Getting to know your printer or copier

printer termsThere are a lot of words I use, as part of my regular every day dialogue, that I often forget people I’m speaking with might not understand.

For instance, if I said to you, “the ADF on the older-style printers pale in comparison to the RADF on the newer Konica Minoltas,” you might have absolutely no idea if I was talking about computer hardware, Star Wars, or medical conditions.

In case you find yourself in conversation with a printer geek like myself, or if you’re Googling troubleshooting advice for your copier, the following list of printer terms should come in handy:

Automatic Document Feeder (ADF) – the simplest type of paper feeder that is able to process only single-sided originals

Automatic Duplexing Unit (ADU) – this part of the printer has the job of flipping paper over, for double-sided printing

All-In-One – a printer/copier that can print, scan, copy, and fax

Bypass – this has nothing to do with the arterial highway that goes around Charlottetown or heart surgery. The bypass tray of your printer allows you to feed nonstandard paper without having to put it in the main trays, which is useful for printing cheques, labels, ten dollar bills, etc. (Island Office Solutions does not condone the printing of ten dollar bills.)

Catcher tray – not sure where the term for this came from (insert sarcasm), but the catcher tray is the area of the printer that catches the copies. If you currently have papers shooting out of your printer and falling on the floor, you should attach the catcher tray.

Consumables – the things that you feed your printer. Like toner, drums (see below), and/or ink. (Printers are more expensive to feed than teenagers when you look at the real cost of ink.)

Driver – nothing to do with golf or Miss Daisy, the driver in the world of printers is a piece of software installed on your computer that opens up communications between the printer and your operating system.

Drum – there is no  tiny Ringo in your printer, playing a tiny drum, sadly. Laser printers have an internal drum that grabs the image you’re trying to print from the laser and transfers it to the paper to get you your copy.
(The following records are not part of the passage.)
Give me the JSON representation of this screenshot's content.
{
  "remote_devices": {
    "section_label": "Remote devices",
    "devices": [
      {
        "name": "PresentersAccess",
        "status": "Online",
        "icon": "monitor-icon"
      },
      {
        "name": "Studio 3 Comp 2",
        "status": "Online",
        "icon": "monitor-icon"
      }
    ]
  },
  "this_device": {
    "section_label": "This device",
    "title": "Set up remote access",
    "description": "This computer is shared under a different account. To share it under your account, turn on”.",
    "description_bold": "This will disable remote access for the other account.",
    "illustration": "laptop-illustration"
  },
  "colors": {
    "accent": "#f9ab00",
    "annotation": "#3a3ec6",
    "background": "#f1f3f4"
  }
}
Photocopiers also have internal drums—the image is just transferred onto the drum in a different way.

Duplex unit – a structure consisting of two living units with a common wall . . . or, the part of your printer that enables double-sided printing
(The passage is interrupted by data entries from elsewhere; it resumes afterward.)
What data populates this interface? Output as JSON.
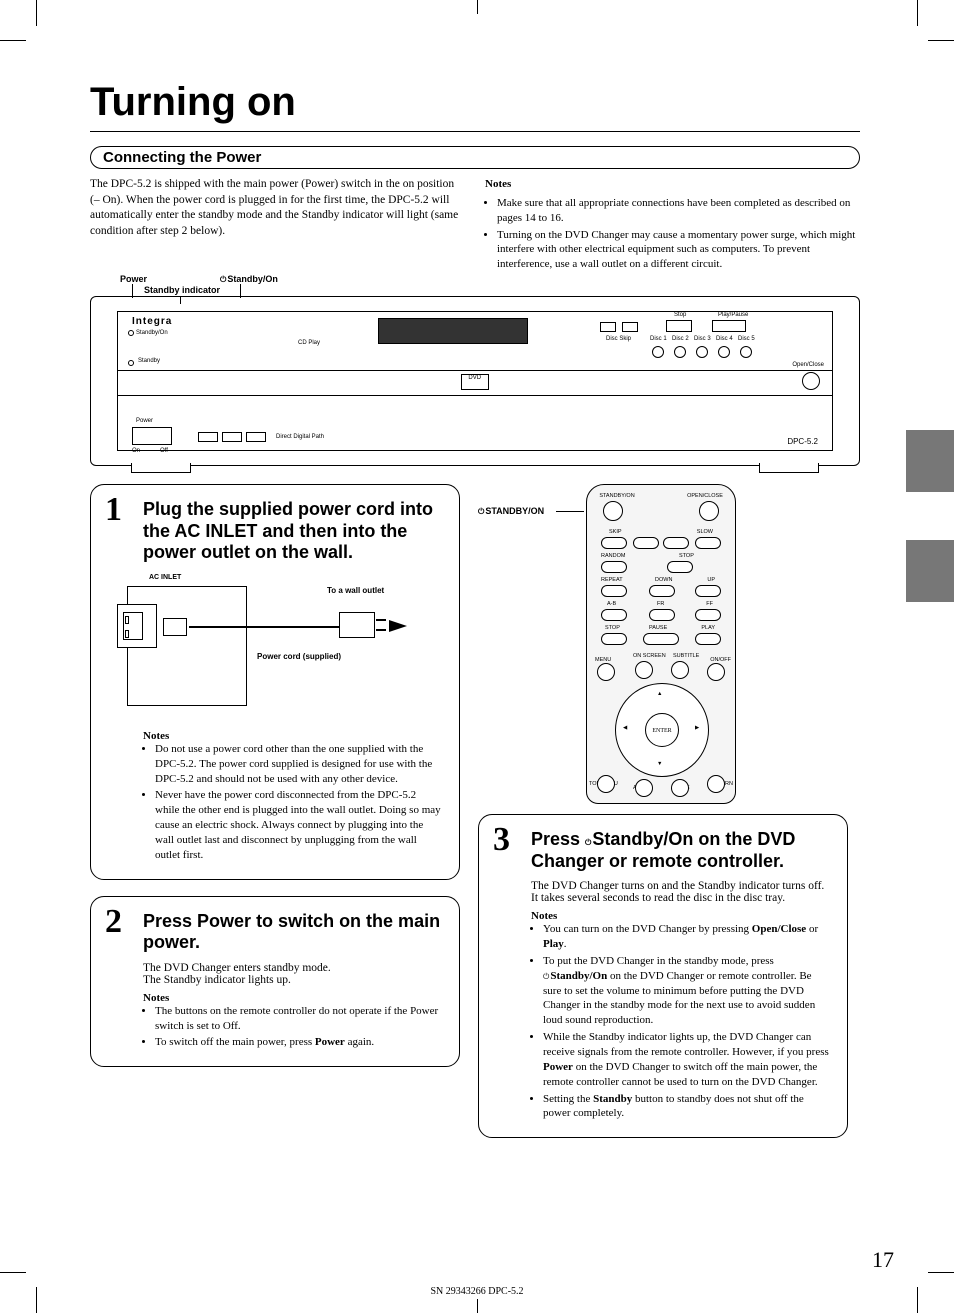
{
  "title": "Turning on",
  "section_heading": "Connecting the Power",
  "intro_para": "The DPC-5.2 is shipped with the main power (Power) switch in the on position (– On). When the power cord is plugged in for the first time, the DPC-5.2 will automatically enter the standby mode and the Standby indicator will light (same condition after step 2 below).",
  "notes_label": "Notes",
  "top_notes": [
    "Make sure that all appropriate connections have been completed as described on pages 14 to 16.",
    "Turning on the DVD Changer may cause a momentary power surge, which might interfere with other electrical equipment such as computers. To prevent interference, use a wall outlet on a different circuit."
  ],
  "device_labels": {
    "power": "Power",
    "standby_on": "Standby/On",
    "standby_indicator": "Standby indicator"
  },
  "device_panel": {
    "brand": "Integra",
    "standby_on": "Standby/On",
    "cd_play": "CD Play",
    "standby": "Standby",
    "stop": "Stop",
    "play_pause": "Play/Pause",
    "disc_skip": "Disc Skip",
    "disc1": "Disc 1",
    "disc2": "Disc 2",
    "disc3": "Disc 3",
    "disc4": "Disc 4",
    "disc5": "Disc 5",
    "open_close": "Open/Close",
    "dvd": "DVD",
    "power_sw": "Power",
    "on": "On",
    "off": "Off",
    "direct_digital": "Direct Digital Path",
    "model": "DPC-5.2"
  },
  "step1": {
    "num": "1",
    "head": "Plug the supplied power cord into the AC INLET and then into the power outlet on the wall.",
    "ac_inlet": "AC INLET",
    "to_wall": "To a wall outlet",
    "power_cord": "Power cord (supplied)",
    "notes": [
      "Do not use a power cord other than the one supplied with the DPC-5.2. The power cord supplied is designed for use with the DPC-5.2 and should not be used with any other device.",
      "Never have the power cord disconnected from the DPC-5.2 while the other end is plugged into the wall outlet. Doing so may cause an electric shock. Always connect by plugging into the wall outlet last and disconnect by unplugging from the wall outlet first."
    ]
  },
  "step2": {
    "num": "2",
    "head": "Press Power to switch on the main power.",
    "body1": "The DVD Changer enters standby mode.",
    "body2": "The Standby indicator lights up.",
    "notes": [
      "The buttons on the remote controller do not operate if the Power switch is set to Off.",
      "To switch off the main power, press Power again."
    ],
    "power_bold": "Power"
  },
  "remote": {
    "side_label": "STANDBY/ON",
    "standby_on": "STANDBY/ON",
    "open_close": "OPEN/CLOSE",
    "skip": "SKIP",
    "slow": "SLOW",
    "random": "RANDOM",
    "stop": "STOP",
    "repeat": "REPEAT",
    "down": "DOWN",
    "up": "UP",
    "ab": "A-B",
    "fr": "FR",
    "ff": "FF",
    "stop2": "STOP",
    "pause": "PAUSE",
    "play": "PLAY",
    "menu": "MENU",
    "on_screen": "ON SCREEN",
    "subtitle": "SUBTITLE",
    "on_off": "ON/OFF",
    "enter": "ENTER",
    "top_menu": "TOP MENU",
    "audio": "AUDIO",
    "angle": "ANGLE",
    "return": "RETURN"
  },
  "step3": {
    "num": "3",
    "head_pre": "Press ",
    "head_mid": "Standby/On on the DVD Changer or remote controller.",
    "body": "The DVD Changer turns on and the Standby indicator turns off. It takes several seconds to read the disc in the disc tray.",
    "notes": [
      "You can turn on the DVD Changer by pressing Open/Close or Play.",
      "To put the DVD Changer in the standby mode, press Standby/On on the DVD Changer or remote controller. Be sure to set the volume to minimum before putting the DVD Changer in the standby mode for the next use to avoid sudden loud sound reproduction.",
      "While the Standby indicator lights up, the DVD Changer can receive signals from the remote controller. However, if you press Power on the DVD Changer to switch off the main power, the remote controller cannot be used to turn on the DVD Changer.",
      "Setting the Standby button to standby does not shut off the power completely."
    ],
    "bold": {
      "open_close": "Open/Close",
      "play": "Play",
      "standby_on": "Standby/On",
      "power": "Power",
      "standby": "Standby"
    }
  },
  "page_number": "17",
  "footer": "SN 29343266 DPC-5.2"
}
Full bleed – when the printing goes from page edge to page edge without borders

Ink jet printer – a printer that makes copies by shooting electrically charged drops of ink onto a piece of paper

Large capacity tray – this paper tray sits next to the copier and holds a very large amount of paper so that big print jobs can go for long periods of time, uninterrupted.
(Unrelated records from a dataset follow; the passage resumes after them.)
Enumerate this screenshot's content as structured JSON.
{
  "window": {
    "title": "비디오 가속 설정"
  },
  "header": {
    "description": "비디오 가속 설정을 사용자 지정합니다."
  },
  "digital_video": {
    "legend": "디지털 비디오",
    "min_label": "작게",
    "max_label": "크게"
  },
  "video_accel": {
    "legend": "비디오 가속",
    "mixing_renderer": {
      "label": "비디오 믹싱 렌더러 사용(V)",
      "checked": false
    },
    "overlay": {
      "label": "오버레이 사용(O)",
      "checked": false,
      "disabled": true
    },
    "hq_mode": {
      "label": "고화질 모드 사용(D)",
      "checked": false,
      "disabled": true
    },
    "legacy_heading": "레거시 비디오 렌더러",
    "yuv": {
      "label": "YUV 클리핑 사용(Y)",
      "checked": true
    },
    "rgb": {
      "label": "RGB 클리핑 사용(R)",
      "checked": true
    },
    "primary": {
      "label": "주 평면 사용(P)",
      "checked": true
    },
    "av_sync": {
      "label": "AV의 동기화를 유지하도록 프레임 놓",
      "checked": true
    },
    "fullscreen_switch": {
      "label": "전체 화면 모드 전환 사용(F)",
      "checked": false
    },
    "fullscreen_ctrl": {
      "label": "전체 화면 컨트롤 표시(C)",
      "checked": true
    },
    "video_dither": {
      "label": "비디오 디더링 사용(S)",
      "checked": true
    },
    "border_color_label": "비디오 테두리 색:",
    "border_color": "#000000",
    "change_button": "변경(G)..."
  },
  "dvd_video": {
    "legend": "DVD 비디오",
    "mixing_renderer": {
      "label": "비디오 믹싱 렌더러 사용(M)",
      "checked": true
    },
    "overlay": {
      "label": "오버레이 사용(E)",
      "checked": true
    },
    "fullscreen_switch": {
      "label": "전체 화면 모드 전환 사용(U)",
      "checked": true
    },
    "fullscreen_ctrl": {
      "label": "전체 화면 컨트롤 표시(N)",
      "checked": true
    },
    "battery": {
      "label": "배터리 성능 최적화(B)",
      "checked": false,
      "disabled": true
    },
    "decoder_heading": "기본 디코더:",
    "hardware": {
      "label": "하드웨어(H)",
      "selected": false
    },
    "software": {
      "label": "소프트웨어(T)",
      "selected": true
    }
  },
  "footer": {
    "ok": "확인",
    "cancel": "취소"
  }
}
Laser printer – a printer that makes lasers. No, but that would be cool! A laser printer works by using a laser to form patterns of electrostatically charged dots on a drum (not like Ringo’s, see above) that attracts a dry powder (toner, one of our consumables), which is then transferred onto paper and set in place by heat.

Networked – when your printer or copier is networked, everyone that’s on your office network can send print jobs to it.

Offset tray – a tray that offsets copies in groups or individually for you to easily retrieve them

Pedestal – where I put Konica Minolta printers . . .  or, the desk/cabinet where you put your office printer. It usually stores paper and consumables.

Pages Per Minute (PPM) – do you really need this one defined for you? In all seriousness, though, when you’re looking to buy a printer, you should look at its ppm speed, especially if you tend to need copies in a red hot hurry.

Reverse Automatic Document Feeder (RADF) – the RADF allows for double-sided copies.

Spooling – when data is transmitted to the printer. This should not be confused with spooning which has nothing to do with printers. Yet.

Stackless duplexing – where both sides of a copy are stored in the memory of the printer and then printed on both sides. This makes the process of double-sided printing very fast.

Total cost of ownership (TCO) – this financial algorithm takes into account the cost of the printer, maintenance costs, and the cost of consumables over the life of the printer.

I don’t think I’ve missed any common printer terms, but if I did, please leave a comment! In the meantime, why don’t you print this post and keep it handy for the next time you run into me?

Photo Credit: World of Good via Compfight cc

Leave a Reply

Your email address will not be published. Required fields are marked *